We stand at a cross roads that many people may be unaware of. The world of manufacturing as we know it is about to change. This claim has been made by others in
The misperception is partly due to the fact that the rate of change in industry is very slow. In a global economic environment, issues like energy usage seem to change very little. For example, the United States total vehicle population is approximately 250 million cars. The fact that the average gasoline consumption was slightly less than 20 miles per gallon is not likely to be impacted by my recent model 30 mpg car purchase. In fact, the entire output of the 3 top US automakers combined is only 13 million cars per year. So it would take 19 years for the US fleet to come up to 30 mile per gallon if that were the worst mileage performance available to the consumer.
And yet there are people thinking about manufacturing process and business practices at their very most fundamental level. Or should I say re-thinking? What happens when companies start thinking about alternative ways to process parts?
Is it possible to build an entire car body out of high performance plastic parts that 3D printed or roto-molded? How would something like that impact pricing? Is repair cost reduced because there are no parts inventories being stored in warehouses?
This is not conjecture. It has been done. Rotomolding technology has been demonstrated to make 10 foot truck hoods in a single process with the body color throughout the part. The parts reduce vehicle weight and simplify assembly into the final product.
Several startup companies are approaching car manufacturing using the most cost effective processes available. Some are taking the 3 D printer approach to body panels. Some, like Lotus Engineering, are using aerospace bonding processes and hand assembling the cars as 4 or 5 major sub-assemblies that come together around a single integrated aluminum “tub” frame. These are radical departures from the traditional “mass production” processes of Henry Ford.
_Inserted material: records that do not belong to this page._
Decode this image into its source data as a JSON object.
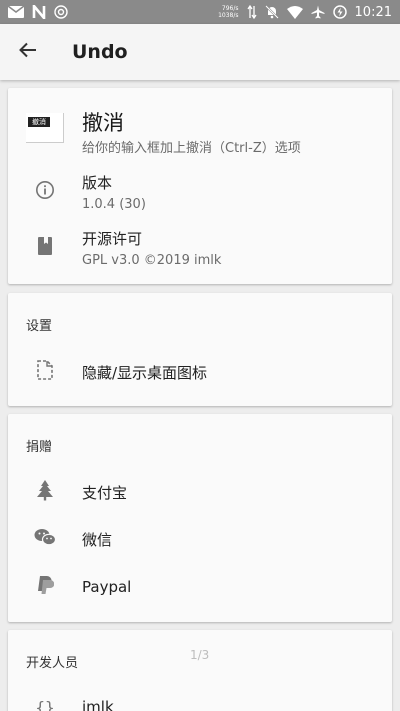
{
  "status_bar": {
    "left_icons": [
      "mail-icon",
      "n-app-icon",
      "at-sign-icon"
    ],
    "net_speed_up": "796/s",
    "net_speed_down": "1038/s",
    "right_icons": [
      "data-arrows-icon",
      "mute-bell-icon",
      "wifi-icon",
      "airplane-icon",
      "battery-charging-icon"
    ],
    "time": "10:21"
  },
  "app_bar": {
    "title": "Undo",
    "back_icon": "arrow-back-icon"
  },
  "about": {
    "app_icon_text": "撤消",
    "app_name": "撤消",
    "app_desc": "给你的输入框加上撤消（Ctrl-Z）选项",
    "version_label": "版本",
    "version_value": "1.0.4 (30)",
    "license_label": "开源许可",
    "license_value": "GPL v3.0 ©2019 imlk"
  },
  "settings": {
    "title": "设置",
    "hide_icon_label": "隐藏/显示桌面图标"
  },
  "donate": {
    "title": "捐赠",
    "items": [
      {
        "label": "支付宝",
        "icon": "alipay-tree-icon"
      },
      {
        "label": "微信",
        "icon": "wechat-icon"
      },
      {
        "label": "Paypal",
        "icon": "paypal-icon"
      }
    ]
  },
  "developers": {
    "title": "开发人员",
    "page_indicator": "1/3",
    "first_dev": "imlk"
  },
  "colors": {
    "status_bar": "#8a8a8a",
    "app_bar": "#f5f5f5",
    "background": "#ededed",
    "card": "#fafafa"
  }
}
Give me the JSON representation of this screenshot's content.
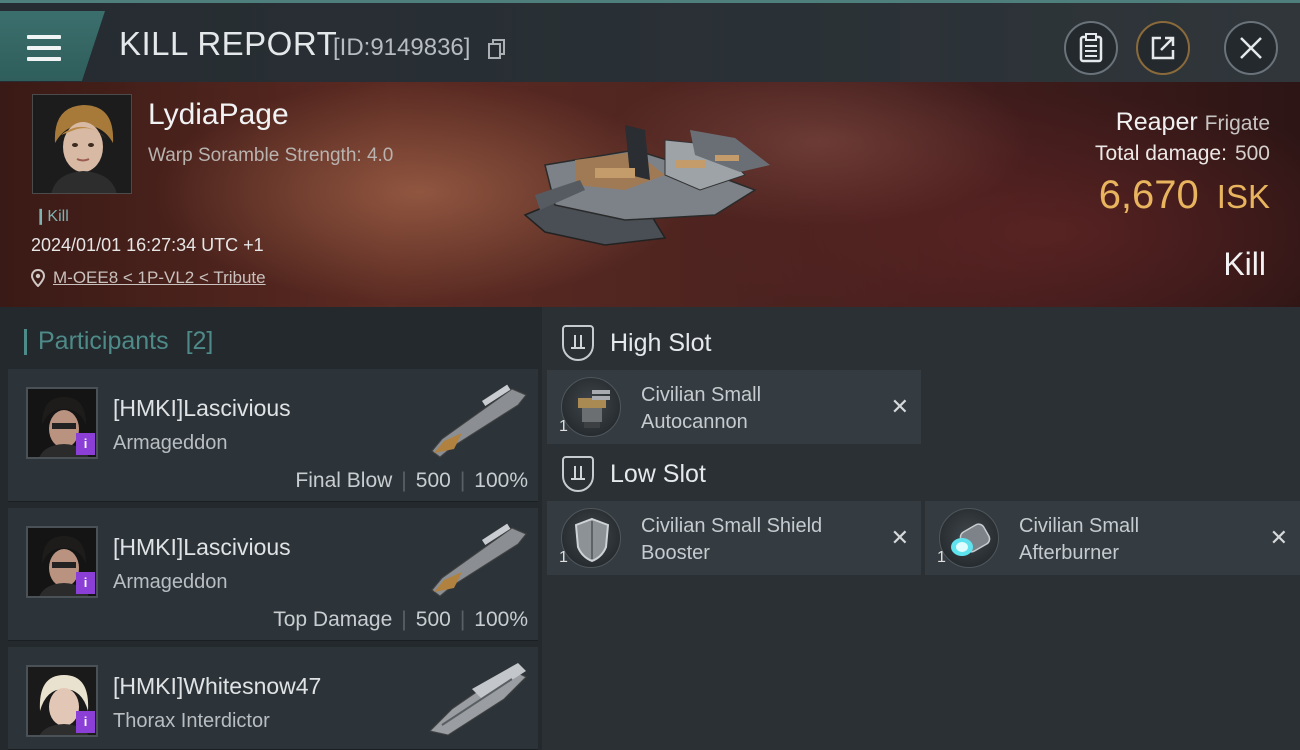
{
  "header": {
    "title": "KILL REPORT",
    "report_id": "[ID:9149836]",
    "icons": [
      "menu-icon",
      "copy-icon",
      "clipboard-icon",
      "share-icon",
      "close-icon"
    ]
  },
  "victim": {
    "name": "LydiaPage",
    "stat": "Warp Soramble Strength: 4.0",
    "kill_tag": "Kill",
    "timestamp": "2024/01/01 16:27:34 UTC +1",
    "location": "M-OEE8 < 1P-VL2 < Tribute",
    "ship_name": "Reaper",
    "ship_class": "Frigate",
    "damage_label": "Total damage:",
    "damage_value": "500",
    "isk_amount": "6,670",
    "isk_currency": "ISK",
    "result": "Kill"
  },
  "participants": {
    "label": "Participants",
    "count": "[2]",
    "items": [
      {
        "name": "[HMKI]Lascivious",
        "ship": "Armageddon",
        "role": "Final Blow",
        "damage": "500",
        "percent": "100%"
      },
      {
        "name": "[HMKI]Lascivious",
        "ship": "Armageddon",
        "role": "Top Damage",
        "damage": "500",
        "percent": "100%"
      },
      {
        "name": "[HMKI]Whitesnow47",
        "ship": "Thorax Interdictor"
      }
    ]
  },
  "fitting": {
    "high_slot": {
      "title": "High Slot",
      "modules": [
        {
          "line1": "Civilian Small",
          "line2": "Autocannon",
          "qty": "1"
        }
      ]
    },
    "low_slot": {
      "title": "Low Slot",
      "modules": [
        {
          "line1": "Civilian Small Shield",
          "line2": "Booster",
          "qty": "1"
        },
        {
          "line1": "Civilian Small",
          "line2": "Afterburner",
          "qty": "1"
        }
      ]
    },
    "remove_glyph": "✕"
  },
  "colors": {
    "accent_teal": "#4e8a88",
    "isk_gold": "#e8b45e",
    "badge_purple": "#8c3fd6"
  }
}
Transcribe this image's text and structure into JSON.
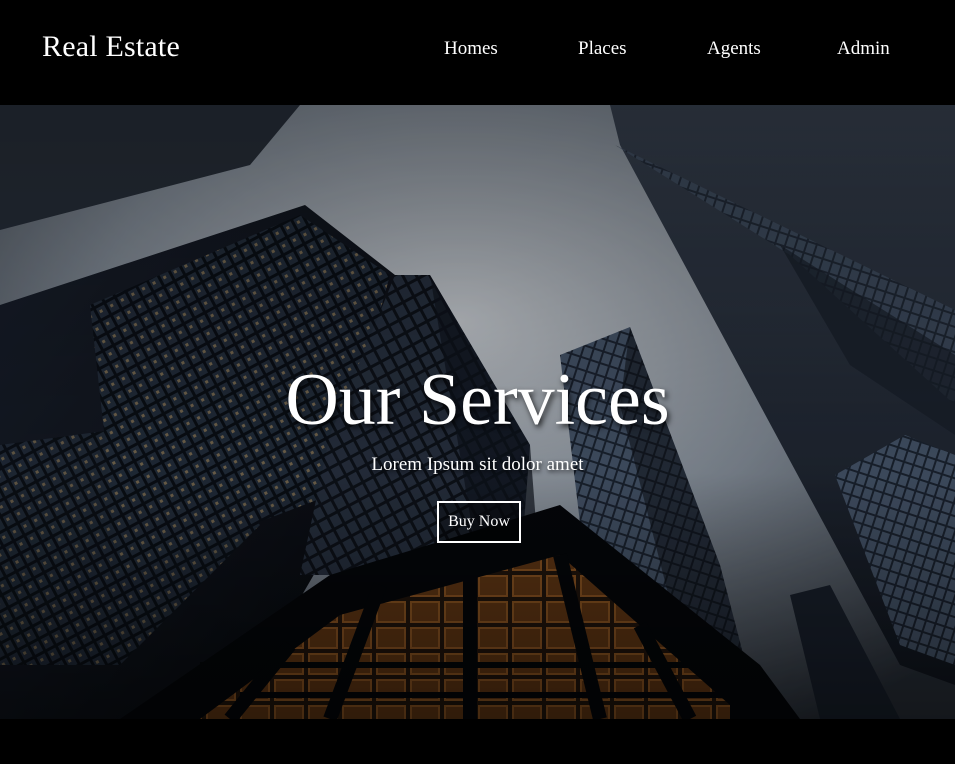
{
  "header": {
    "brand": "Real Estate",
    "nav": [
      {
        "label": "Homes"
      },
      {
        "label": "Places"
      },
      {
        "label": "Agents"
      },
      {
        "label": "Admin"
      }
    ]
  },
  "hero": {
    "title": "Our Services",
    "subtitle": "Lorem Ipsum sit dolor amet",
    "cta_label": "Buy Now",
    "background": "city-skyscrapers-photo"
  },
  "colors": {
    "header_bg": "#000000",
    "text": "#ffffff",
    "sky": "#c9d1da",
    "building_dark": "#141a22",
    "window_light": "#d89a4a"
  }
}
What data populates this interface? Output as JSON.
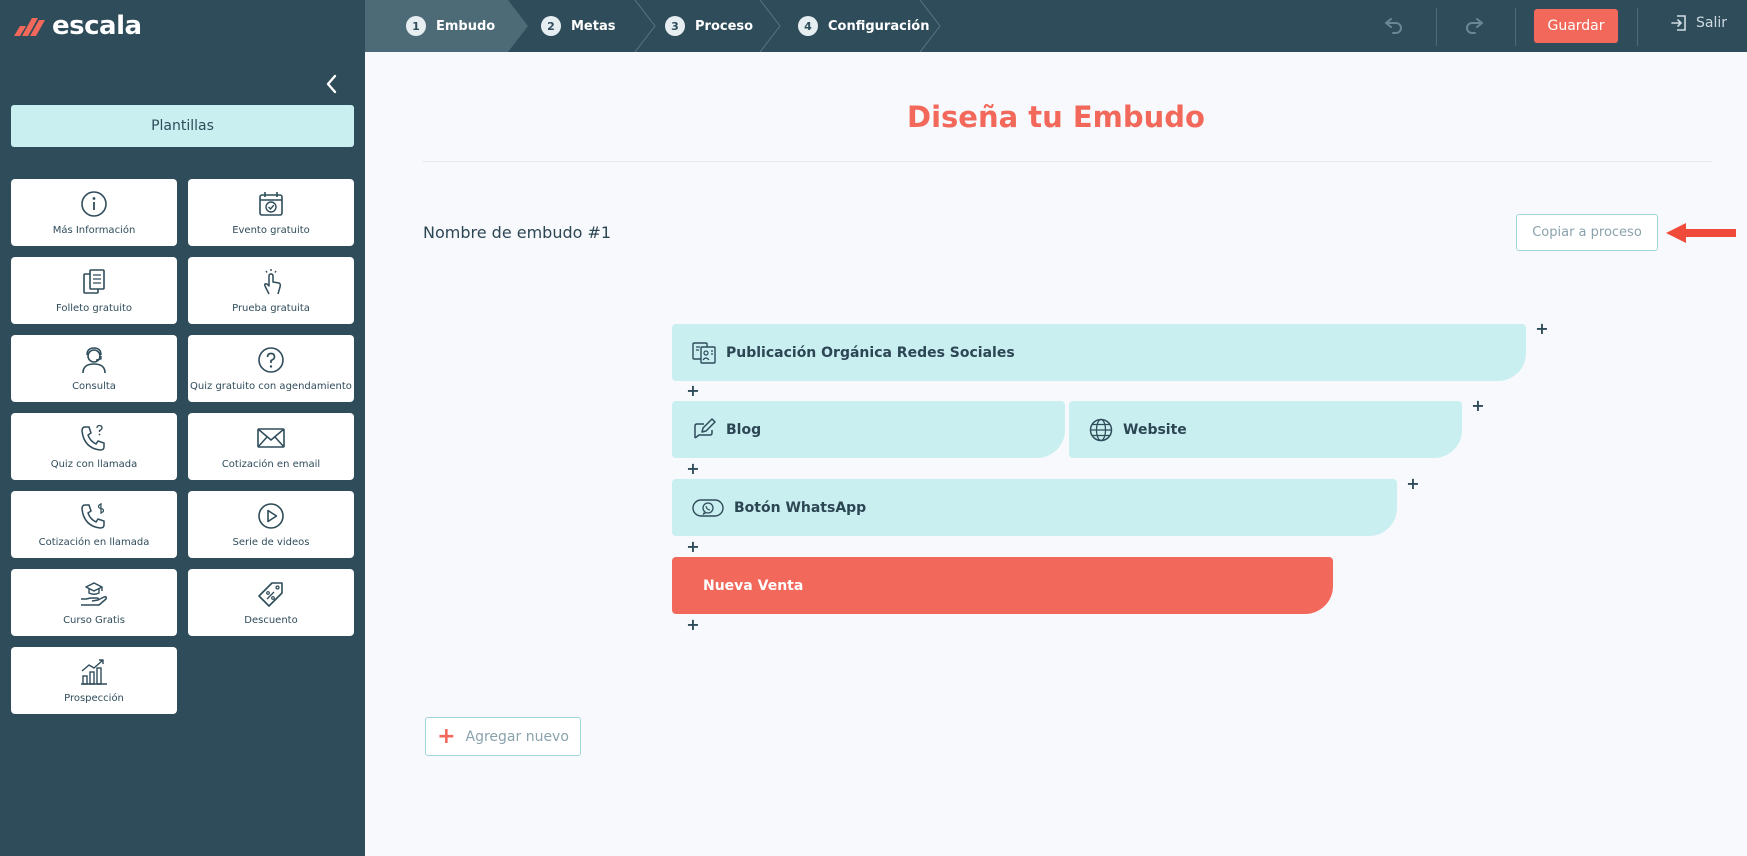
{
  "app": {
    "logo_text": "escala",
    "colors": {
      "primary_dark": "#2f4c5a",
      "accent": "#f2685a",
      "light_teal": "#c9eff1"
    }
  },
  "header": {
    "steps": [
      {
        "num": "1",
        "label": "Embudo"
      },
      {
        "num": "2",
        "label": "Metas"
      },
      {
        "num": "3",
        "label": "Proceso"
      },
      {
        "num": "4",
        "label": "Configuración"
      }
    ],
    "undo_icon": "undo-icon",
    "redo_icon": "redo-icon",
    "save_label": "Guardar",
    "exit_label": "Salir"
  },
  "sidebar": {
    "templates_label": "Plantillas",
    "cards": [
      {
        "label": "Más Información",
        "icon": "info-icon"
      },
      {
        "label": "Evento gratuito",
        "icon": "calendar-check-icon"
      },
      {
        "label": "Folleto gratuito",
        "icon": "brochure-icon"
      },
      {
        "label": "Prueba gratuita",
        "icon": "hand-click-icon"
      },
      {
        "label": "Consulta",
        "icon": "consultant-icon"
      },
      {
        "label": "Quiz gratuito con agendamiento",
        "icon": "question-circle-icon"
      },
      {
        "label": "Quiz con llamada",
        "icon": "phone-question-icon"
      },
      {
        "label": "Cotización en email",
        "icon": "envelope-icon"
      },
      {
        "label": "Cotización en llamada",
        "icon": "phone-dollar-icon"
      },
      {
        "label": "Serie de videos",
        "icon": "play-circle-icon"
      },
      {
        "label": "Curso Gratis",
        "icon": "graduation-hand-icon"
      },
      {
        "label": "Descuento",
        "icon": "discount-tag-icon"
      },
      {
        "label": "Prospección",
        "icon": "growth-chart-icon"
      }
    ]
  },
  "main": {
    "title": "Diseña tu Embudo",
    "funnel_name": "Nombre de embudo #1",
    "copy_label": "Copiar a proceso",
    "funnel_stages": [
      {
        "label": "Publicación Orgánica Redes Sociales",
        "icon": "social-post-icon"
      },
      {
        "label": "Blog",
        "icon": "blog-edit-icon"
      },
      {
        "label": "Website",
        "icon": "globe-icon"
      },
      {
        "label": "Botón WhatsApp",
        "icon": "whatsapp-icon"
      },
      {
        "label": "Nueva Venta",
        "icon": ""
      }
    ],
    "plus_symbol": "+",
    "add_new_label": "Agregar nuevo"
  }
}
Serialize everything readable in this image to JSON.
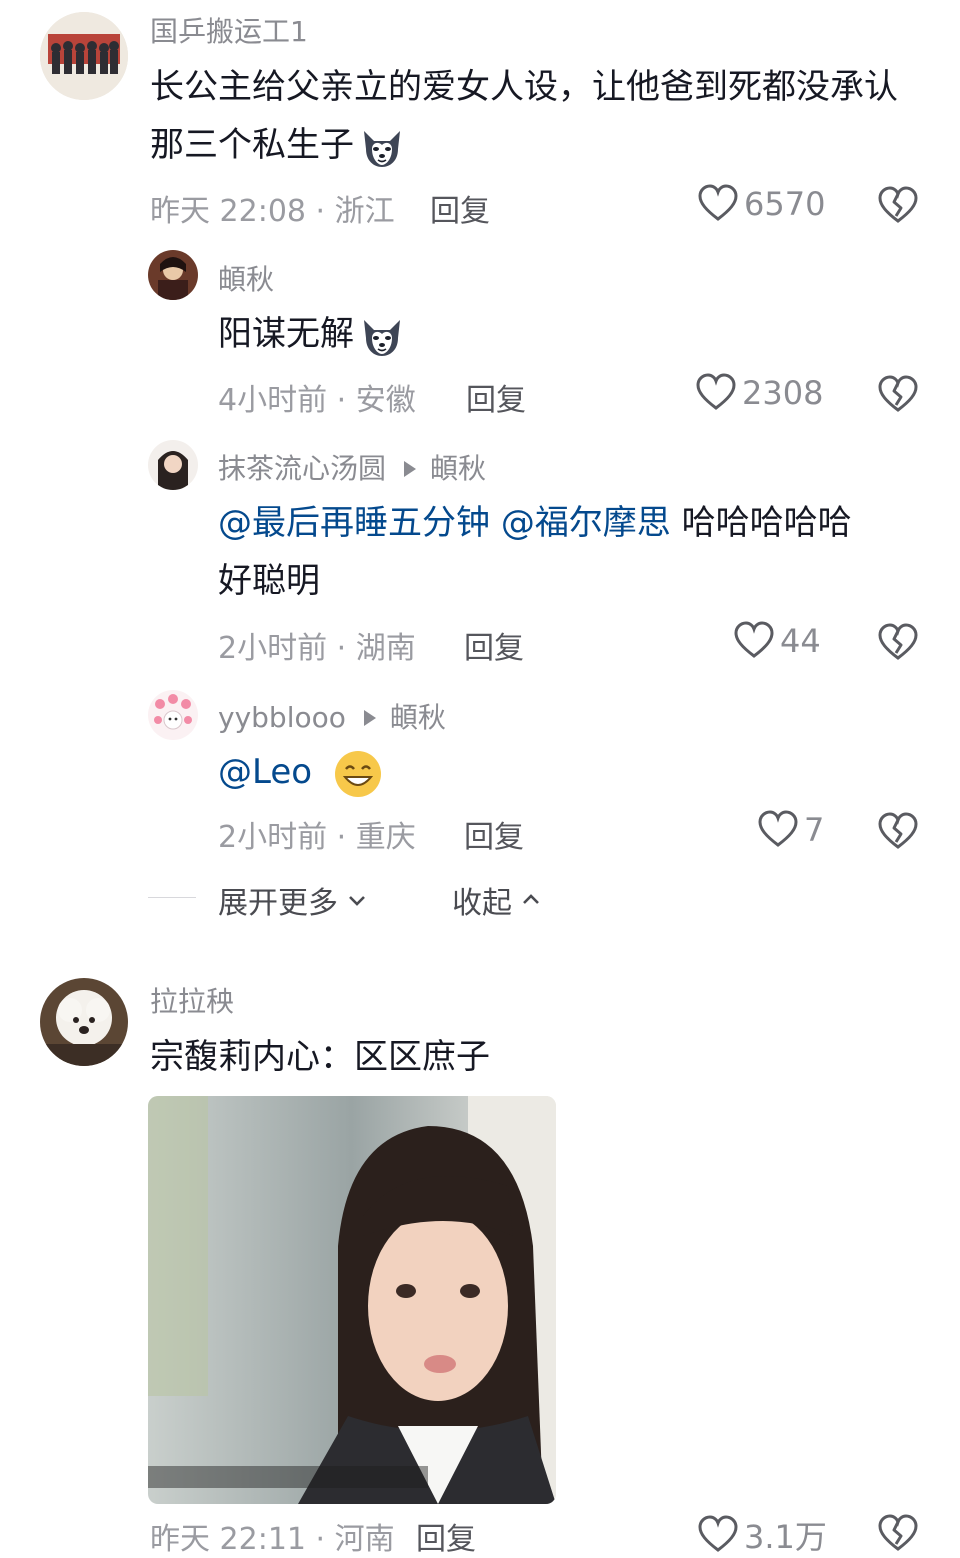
{
  "comments": [
    {
      "username": "国乒搬运工1",
      "text": "长公主给父亲立的爱女人设，让他爸到死都没承认那三个私生子",
      "meta": "昨天 22:08 · 浙江",
      "reply_label": "回复",
      "likes": "6570",
      "replies": [
        {
          "username": "頔秋",
          "text": "阳谋无解",
          "meta": "4小时前 · 安徽",
          "reply_label": "回复",
          "likes": "2308"
        },
        {
          "username": "抹茶流心汤圆",
          "reply_to": "頔秋",
          "mention1": "@最后再睡五分钟",
          "mention2": "@福尔摩思",
          "text_line1": "哈哈哈哈哈",
          "text_line2": "好聪明",
          "meta": "2小时前 · 湖南",
          "reply_label": "回复",
          "likes": "44"
        },
        {
          "username": "yybblooo",
          "reply_to": "頔秋",
          "mention": "@Leo",
          "meta": "2小时前 · 重庆",
          "reply_label": "回复",
          "likes": "7"
        }
      ],
      "expand_more": "展开更多",
      "collapse": "收起"
    },
    {
      "username": "拉拉秧",
      "text": "宗馥莉内心：区区庶子",
      "meta": "昨天 22:11 · 河南",
      "reply_label": "回复",
      "likes": "3.1万"
    }
  ],
  "colors": {
    "mention": "#04498d",
    "meta": "#9a9ba1",
    "text": "#161823"
  }
}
And this is precisely the point. What is possible if we challenge the assumptions of “the way we’ve always done it”?
We are in a period of time where many people are seeing new opportunities to innovate, not just in the nature of new products or new technologies, but in the fundamental nature of how we do things.
The difficult policy question is how does government play a role in this change? On the one hand, we attempt to incentive innovation with Grants and facilitating loans and investment. On the other hand, we support the Big 3 automakers who represent 50 years or more of tradition, large bureaucratic organizations and a history of not changing to meet customer’s expectations. Is it in the nature of large companies to ultimately dictate what the customer will buy? Or do we allow the “Invisible Hand” of free market economics determine who succeeds and who fails?
Was it the right choice to support GM, Ford and Chrysler or would 20 new companies have sprung up to replace any one large company that failed?
What would you have done?